Kenya

Status: affected by circulating vaccine-derived poliovirus

Polio this week in Horn of Africa

  • No circulating vaccine-derived poliovirus type 2 (cVDPV2) cases were reported in the past week.
  • The Horn of Africa is currently affected by separate outbreaks of circulating vaccine-derived poliovirus type 2 (cVDPV2) and type 3 (cVDPV3), reporting both AFP cases and environmental positive samples.
  • Somalia has reported a total of 12 cVDPV cases (five type 2, six type 3 and one, coinfection of both type 2 and type 3) in 2018.
  • The most recent cVDPV2 virus was isolated from an environmental sample collected on 11 October 2018 from Waberi district in Banadir province.  The most recent cVDPV3 virus was isolated from an environmental sample also from Waberi district, Banadir province collected on 23 August 2018.
  • Circulating VDPV2 has also been detected during 2018 in one environmental sample in Kenya collected on 21 March 2018.
  • Outbreak response to both virus types is currently being implemented in line with internationally-agreed guidelines. Large-scale supplementary immunization activities (SIAs) have been implemented in Banadir, Lower Shabelle and Middle Shabelle regions, Somalia.
  • WHO and partners continue to support local public health authorities across the Horn of Africa in conducting field investigations and risk assessments.
  • Read our Somalia country page and Kenya country page to see information on surveillance and vaccination campaigns.
  • Learn more about vaccine-derived polioviruses through this short animation or this ‘Coffee with Polio Experts’

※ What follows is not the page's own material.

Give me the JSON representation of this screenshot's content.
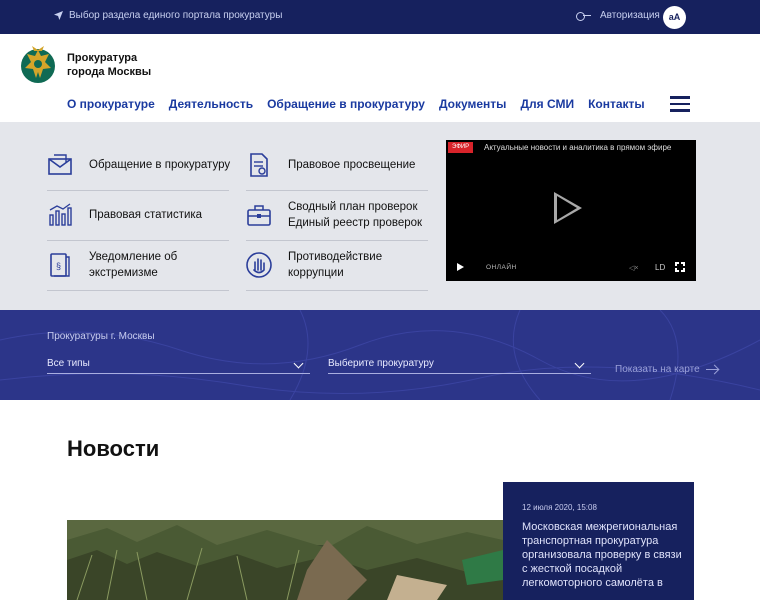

International Health Regulations

Kenya is classified by the International Health Regulations (IHR) as a state infected with cVDPV2, with potential risk of international spread. It is therefore subject to temporary recommendations as of February 2019

Travel advice

WHO’s International Travel and Health recommends that all travellers to polio-affected areas be fully vaccinated against polio. Residents (and visitors for more than 4 weeks) from infected areas should receive an additional dose of OPV or inactivated polio vaccine (IPV) within 4 weeks to 12 months of travel.

More on vaccine-derived polioviruses